It is one of the nine cities which will stage matches in the World Cup, and several cities are either building entire new stadiums or substantially altering existing ones.
The new Glesenkirchen stadium, which was handed over to its owners by the architects on Friday (2 August), will accommodate 70,000 people -- 36,000 seated and the rest standing.
It cost about 50.4 million Dsutschmarks (GBP10 million sterling) and took four years to build.
The handing-over ceremony was attended by Mr. Hermann Neuberger, President of the World Cup organising committee.
The stadium, besides being the locale for several World Cup matches, will be the home base for one of West Germany's best known teams, Schalke 04.
SYNOPSIS: Nine cities in West Germany have been chosen to stage the matches of the 1974 World Cup of football. One of them is the city of Gelsenkirchen, which has just completed a completely new stadium to house its share of the International event.
The modern new football centre is one of several being constructed expressly for the upcoming Cup, but are meant to house local teams and be permanent fixtures in their cities.
The Gelsenkirchen stadium took four years to complete at a cost of about fifty million Deutschmarks or about ten million pounds sterling.
When in use, it will seat thirty-six thousand people, and will accommodate thirty-four thousand more standing. Almost all of the seats are covered.
The stadium will be the new home of Schalka 04, one of the most famous of West Germany's football teams.
On Friday, the architect of the stadium officially handed over the stadium to its owners and among those present was Mr. Herman Neuberger, the President of the World Cup organising Committee for the 1974 games.

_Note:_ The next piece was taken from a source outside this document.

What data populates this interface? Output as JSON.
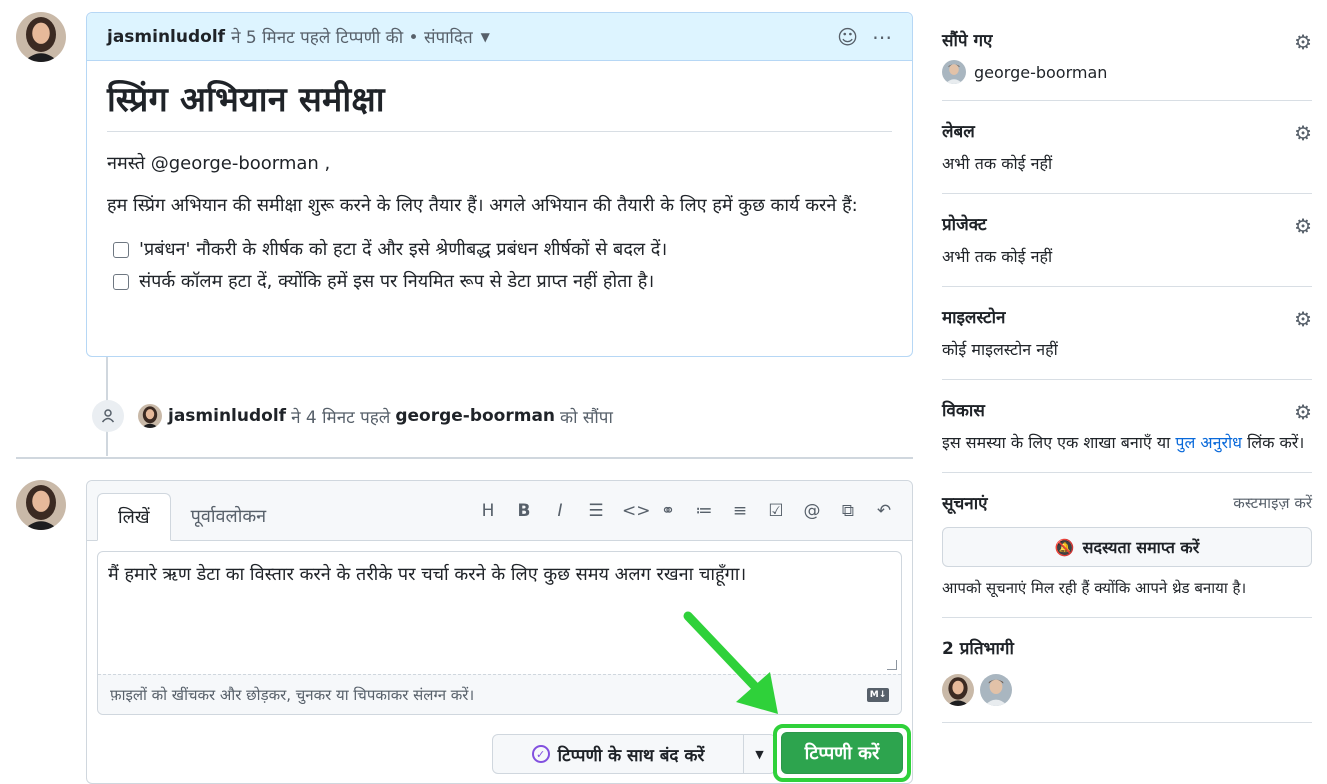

He predicted that the 1974 Cup matches would be among the best staged games of recent memories, with excellent facilities in all participating cities.